WHAT TO PRODUCE: Repeat the data that follows verbatim. Images are not part of the copy.

---*---

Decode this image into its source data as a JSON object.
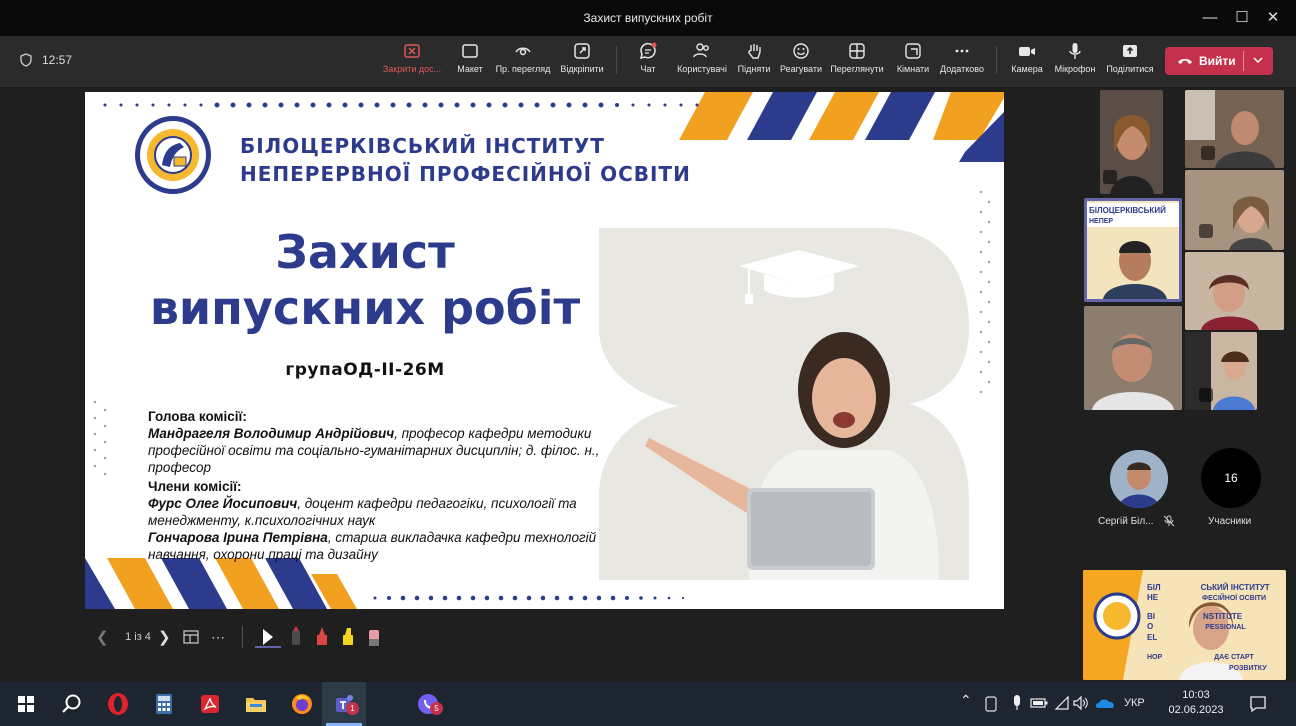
{
  "window": {
    "title": "Захист випускних робіт",
    "controls": [
      "—",
      "☐",
      "✕"
    ]
  },
  "meeting": {
    "timer": "12:57",
    "toolbar": [
      {
        "label": "Закрити дос...",
        "icon": "close-share-icon"
      },
      {
        "label": "Макет",
        "icon": "layout-icon"
      },
      {
        "label": "Пр. перегляд",
        "icon": "preview-icon"
      },
      {
        "label": "Відкріпити",
        "icon": "pop-out-icon"
      },
      {
        "label": "Чат",
        "icon": "chat-icon"
      },
      {
        "label": "Користувачі",
        "icon": "people-icon"
      },
      {
        "label": "Підняти",
        "icon": "raise-hand-icon"
      },
      {
        "label": "Реагувати",
        "icon": "react-icon"
      },
      {
        "label": "Переглянути",
        "icon": "view-icon"
      },
      {
        "label": "Кімнати",
        "icon": "rooms-icon"
      },
      {
        "label": "Додатково",
        "icon": "more-icon"
      },
      {
        "label": "Камера",
        "icon": "camera-icon"
      },
      {
        "label": "Мікрофон",
        "icon": "mic-icon"
      },
      {
        "label": "Поділитися",
        "icon": "share-icon"
      }
    ],
    "leave_label": "Вийти"
  },
  "slide": {
    "institute_line1": "БІЛОЦЕРКІВСЬКИЙ ІНСТИТУТ",
    "institute_line2": "НЕПЕРЕРВНОЇ ПРОФЕСІЙНОЇ ОСВІТИ",
    "title_line1": "Захист",
    "title_line2": "випускних робіт",
    "group": "групаОД-ІІ-26М",
    "head_label": "Голова комісії:",
    "head_name": "Мандрагеля Володимир Андрійович",
    "head_desc": ", професор кафедри методики професійної освіти та соціально-гуманітарних дисциплін; д. філос. н., професор",
    "members_label": "Члени комісії:",
    "member1_name": "Фурс Олег Йосипович",
    "member1_desc": ", доцент кафедри педагогіки, психології та менеджменту, к.психологічних наук",
    "member2_name": "Гончарова Ірина Петрівна",
    "member2_desc": ", старша викладачка кафедри технологій навчання, охорони праці та дизайну"
  },
  "slide_controls": {
    "page": "1 із 4"
  },
  "participants": {
    "featured_name": "Сергій Біл...",
    "count": "16",
    "count_label": "Учасники",
    "self_view_text": {
      "l1": "БІЛ",
      "l1b": "СЬКИЙ ІНСТИТУТ",
      "l2": "НЕ",
      "l2b": "ФЕСІЙНОЇ ОСВІТИ",
      "l3": "BI",
      "l3b": "NSTITUTE",
      "l4": "O",
      "l4b": "PESSIONAL",
      "l5": "EL",
      "l6": "НОР",
      "l6b": "ДАЄ СТАРТ",
      "l7": "РОЗВИТКУ"
    },
    "colors": {
      "active_border": "#6264a7"
    }
  },
  "taskbar": {
    "language": "УКР",
    "time": "10:03",
    "date": "02.06.2023",
    "teams_badge": "1",
    "viber_badge": "5"
  }
}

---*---

REPLY:
Decode this image into its source data as a JSON object.
{
  "window": {
    "title": "Захист випускних робіт",
    "controls": [
      "—",
      "☐",
      "✕"
    ]
  },
  "meeting": {
    "timer": "12:57",
    "toolbar": [
      {
        "label": "Закрити дос...",
        "icon": "close-share-icon"
      },
      {
        "label": "Макет",
        "icon": "layout-icon"
      },
      {
        "label": "Пр. перегляд",
        "icon": "preview-icon"
      },
      {
        "label": "Відкріпити",
        "icon": "pop-out-icon"
      },
      {
        "label": "Чат",
        "icon": "chat-icon"
      },
      {
        "label": "Користувачі",
        "icon": "people-icon"
      },
      {
        "label": "Підняти",
        "icon": "raise-hand-icon"
      },
      {
        "label": "Реагувати",
        "icon": "react-icon"
      },
      {
        "label": "Переглянути",
        "icon": "view-icon"
      },
      {
        "label": "Кімнати",
        "icon": "rooms-icon"
      },
      {
        "label": "Додатково",
        "icon": "more-icon"
      },
      {
        "label": "Камера",
        "icon": "camera-icon"
      },
      {
        "label": "Мікрофон",
        "icon": "mic-icon"
      },
      {
        "label": "Поділитися",
        "icon": "share-icon"
      }
    ],
    "leave_label": "Вийти"
  },
  "slide": {
    "institute_line1": "БІЛОЦЕРКІВСЬКИЙ ІНСТИТУТ",
    "institute_line2": "НЕПЕРЕРВНОЇ ПРОФЕСІЙНОЇ ОСВІТИ",
    "title_line1": "Захист",
    "title_line2": "випускних робіт",
    "group": "групаОД-ІІ-26М",
    "head_label": "Голова комісії:",
    "head_name": "Мандрагеля Володимир Андрійович",
    "head_desc": ", професор кафедри методики професійної освіти та соціально-гуманітарних дисциплін; д. філос. н., професор",
    "members_label": "Члени комісії:",
    "member1_name": "Фурс Олег Йосипович",
    "member1_desc": ", доцент кафедри педагогіки, психології та менеджменту, к.психологічних наук",
    "member2_name": "Гончарова Ірина Петрівна",
    "member2_desc": ", старша викладачка кафедри технологій навчання, охорони праці та дизайну"
  },
  "slide_controls": {
    "page": "1 із 4"
  },
  "participants": {
    "featured_name": "Сергій Біл...",
    "count": "16",
    "count_label": "Учасники",
    "self_view_text": {
      "l1": "БІЛ",
      "l1b": "СЬКИЙ ІНСТИТУТ",
      "l2": "НЕ",
      "l2b": "ФЕСІЙНОЇ ОСВІТИ",
      "l3": "BI",
      "l3b": "NSTITUTE",
      "l4": "O",
      "l4b": "PESSIONAL",
      "l5": "EL",
      "l6": "НОР",
      "l6b": "ДАЄ СТАРТ",
      "l7": "РОЗВИТКУ"
    },
    "colors": {
      "active_border": "#6264a7"
    }
  },
  "taskbar": {
    "language": "УКР",
    "time": "10:03",
    "date": "02.06.2023",
    "teams_badge": "1",
    "viber_badge": "5"
  }
}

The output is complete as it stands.